Lack of locks in some dorms reduce security, privacy

WHAT'S BEHIND THE DOOR: Some students are concerned that the lack of two-way bathroom locks could compromise their safety. CHELSEA MATIASH // Hurricane Staff
WHAT'S BEHIND THE DOOR: Some students are concerned that the lack of two-way bathroom locks could compromise their safety. CHELSEA MATIASH // Hurricane Staff

In Eaton, Mahoney and Pearson Residential Colleges, a bathroom separates many dorm rooms. Two pairs of suitemates live on either side of the bathroom, sharing a shower, two sinks and a toilet. While the front doors of each room have locks, the bathrooms do not.

Students have no control over whether their suitemates lock their front door – a situation that could potentially enable an intruder to enter one of the suite’s rooms and travel through the unlocked bathroom to the next room, many students say.

“If [my suitemates] leave their door unlocked, then someone can come into my room, too,” Aniruddha Krishna, a junior who has lived in Mahoney, said.

“When I first saw that there were no locks I was so shocked,” alumnus Violaine De L’Aulnoit said of her experience living in Pearson Residential College last year.  “How was I supposed to feel comfortable without a lock?”

After several incidents of students locking themselves in the bathrooms, the fire department mandated that the university remove the locks to be in compliance with fire safety issues.

Gilbert Arias, assistant vice president for Student Affairs, said the university regularly meets with the fire department regarding all buildings on campus and has hired a private company to inspect and certify all of the university’s fire and safety equipment.

“Safety is paramount in case of fire,” he said. 

But are the fire safety regulations jeopardizing students’ security and right to privacy?

“It’s dangerous if someone sketchy takes advantage of the fact that the rooms are connected and come into my room or while I’m in the bathroom,” said Ratcha Erpaiboon, a junior who lived in Pearson.

In January 2007, former UM student Michael Anthony Anderson was arrested for entering an unlocked Pearson suite and sexually assaulting the sleeping female victim.
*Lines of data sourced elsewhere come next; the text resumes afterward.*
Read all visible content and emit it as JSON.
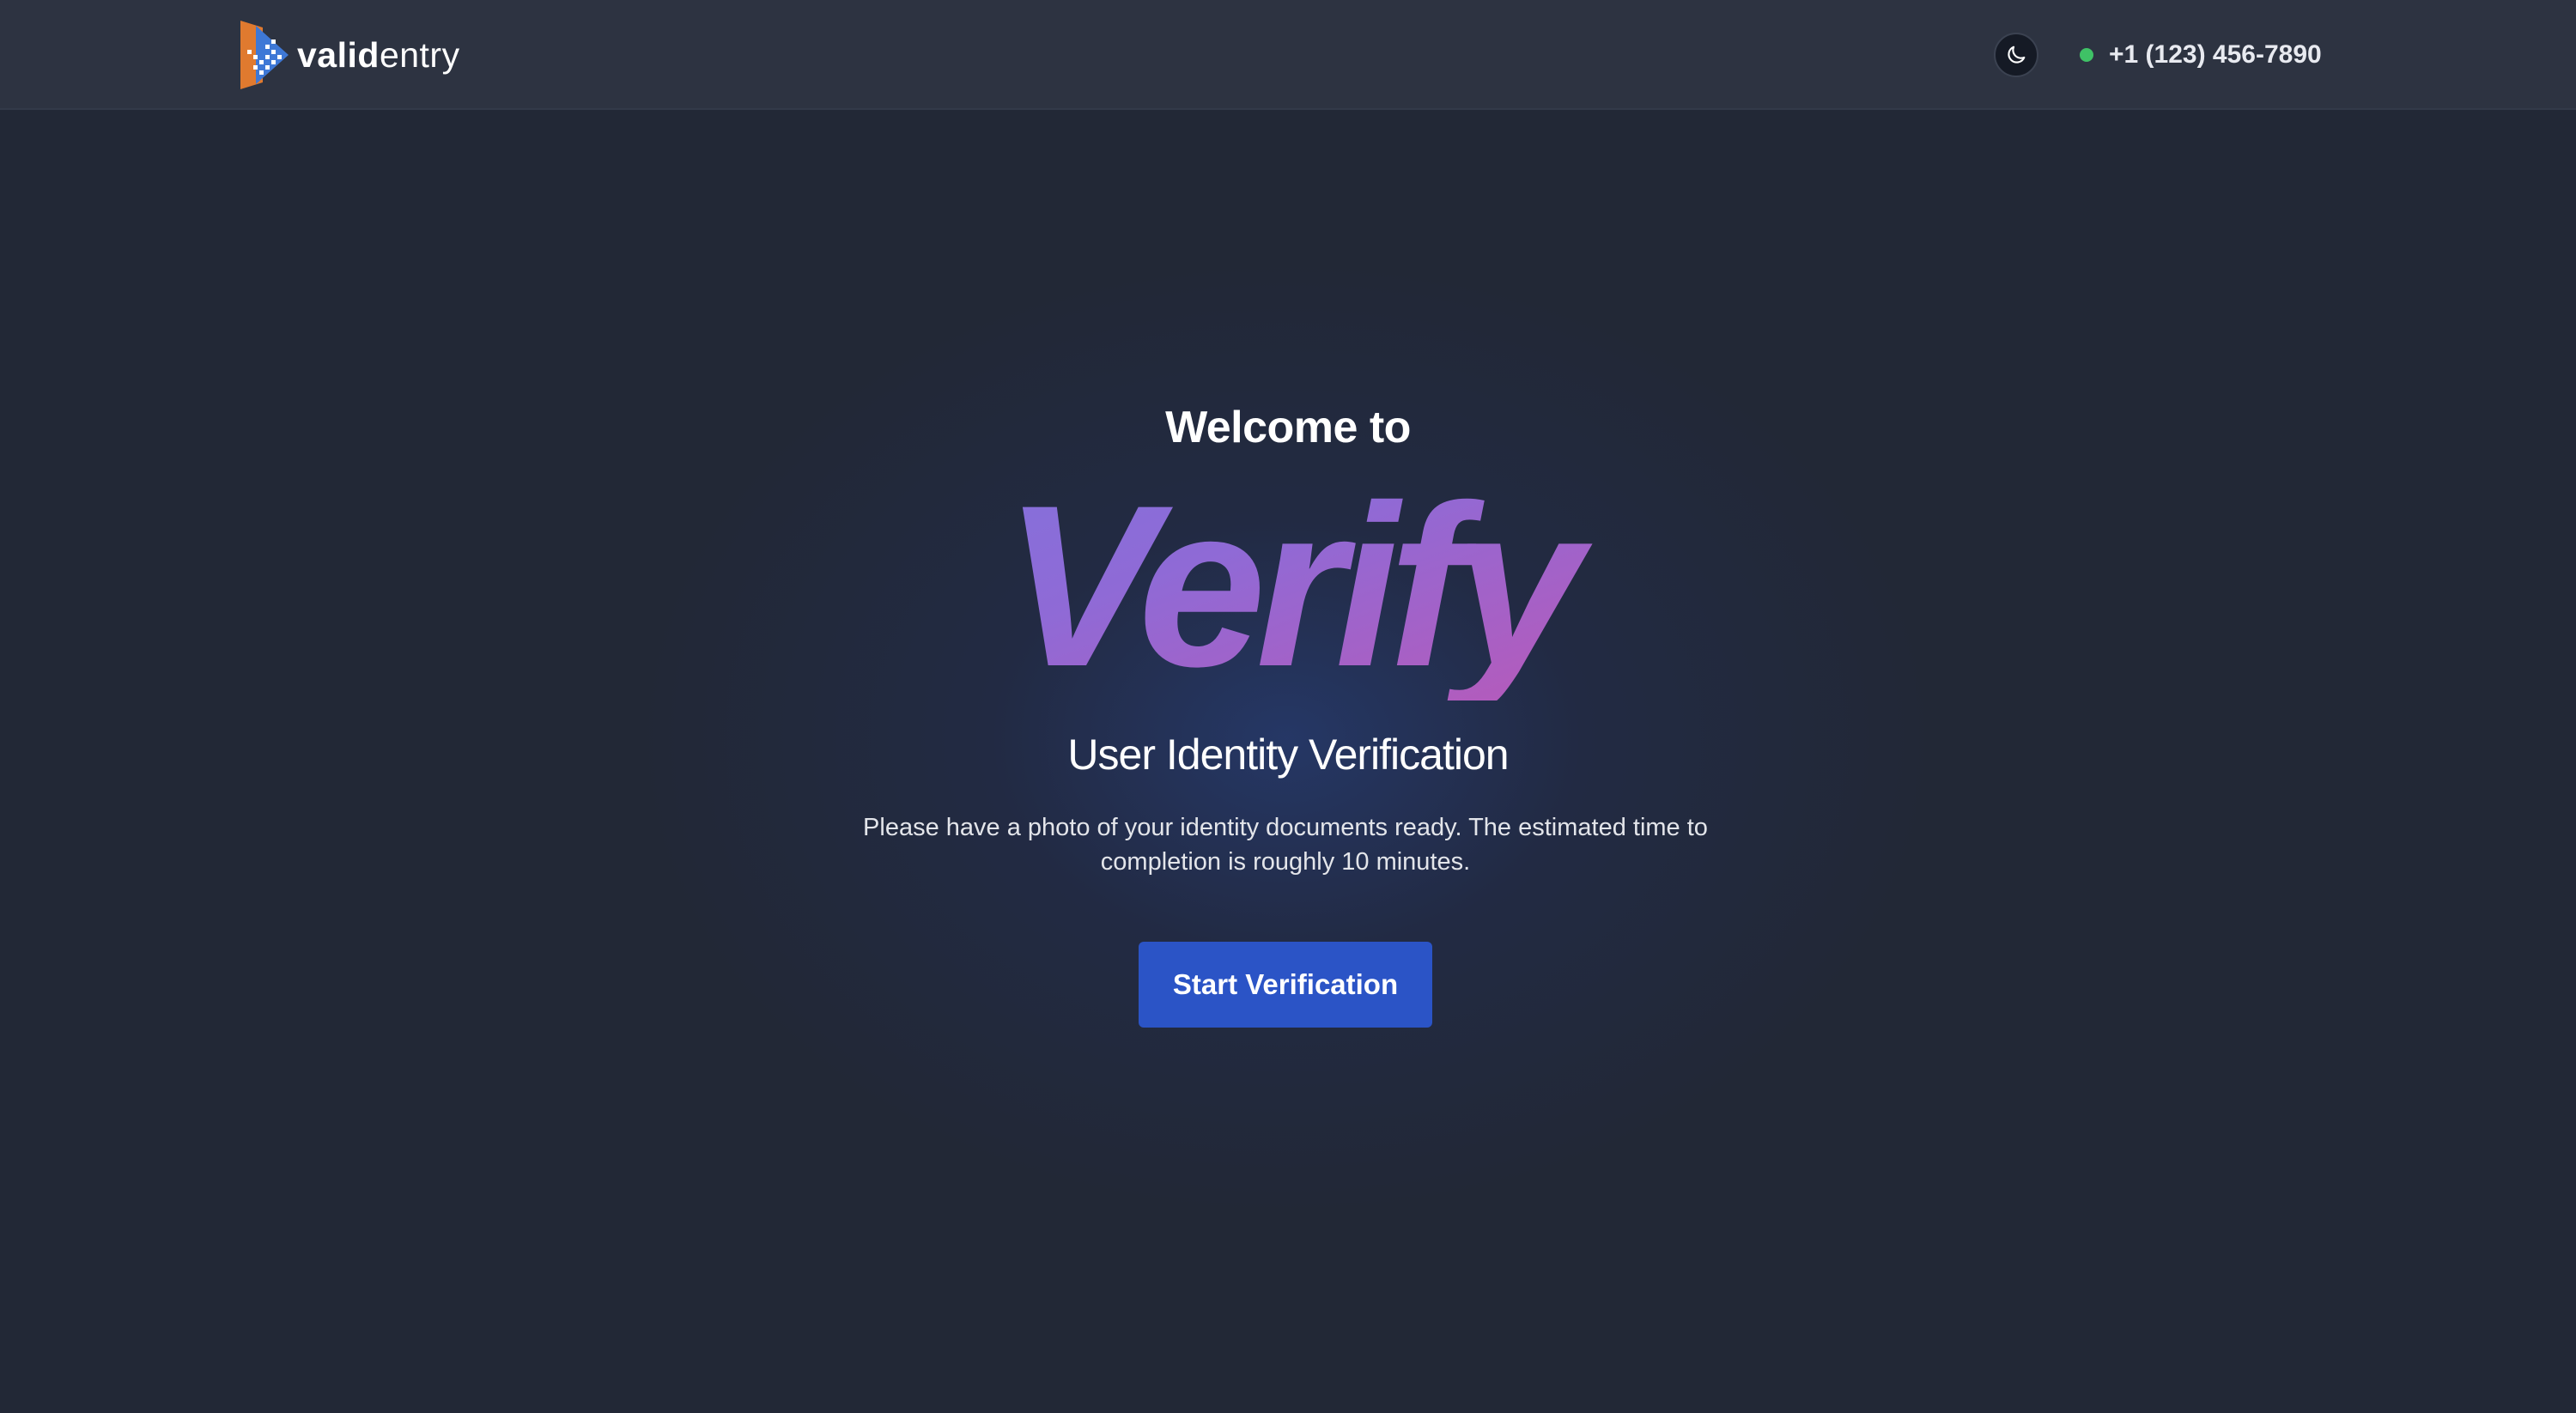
{
  "header": {
    "logo": {
      "text_bold": "valid",
      "text_light": "entry",
      "icon": "validentry-logo-icon",
      "colors": {
        "orange": "#e07a2f",
        "blue": "#3e78d6"
      }
    },
    "theme_toggle": {
      "icon": "moon-icon"
    },
    "status": {
      "indicator_color": "#3fc266",
      "phone": "+1 (123) 456-7890"
    }
  },
  "hero": {
    "welcome": "Welcome to",
    "brand": "Verify",
    "subtitle": "User Identity Verification",
    "description": "Please have a photo of your identity documents ready. The estimated time to completion is roughly 10 minutes.",
    "start_button": "Start Verification"
  },
  "colors": {
    "background": "#222836",
    "header": "#2d3341",
    "button": "#2b54c6",
    "gradient_start": "#6d7fe6",
    "gradient_end": "#e4489c"
  }
}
He was also accused of stealing some of her belongings before leaving.

Junior Dayna Candela said she doesn’t feel safe without locks.

“If anything, UM should have locks on the outside of the bathroom doors for when we go to sleep,” Candela said. “I feel more secure being able to lock my side of the bathroom.”

Candela also recalls an incident in which the lack of bathroom locks compromised her boyfriend’s privacy.

“[My suitemate] didn’t hear the shower turn off and had just walked in on my boyfriend [while he was using the shower],” Candela said.

Arias suggests that students set up “suite meetings” to discuss bathroom rules and guidelines or to set up a system so that everyone can use the bathroom comfortably, without the fear of being barged in on.

“Issues between roommates can be worked out,” he said.

Last year, Arias said there have been no cases of crime or theft due to unlocked doors on campus, but agrees it is a concern. “It’s never safe to leave doors open,” he said.

The bathrooms will remain without locks because there needs to be several ways to escape a fire, Arias said.

If the Coral Gables Fire Department agreed to it, Patricia A. Whitely, vice president for Student Affairs, said she is “willing to explore new ideas” if students presented them.  One such idea is the installation of a lock on each side of the bathroom door that could be opened using a universal key that would be provided to each suitemate.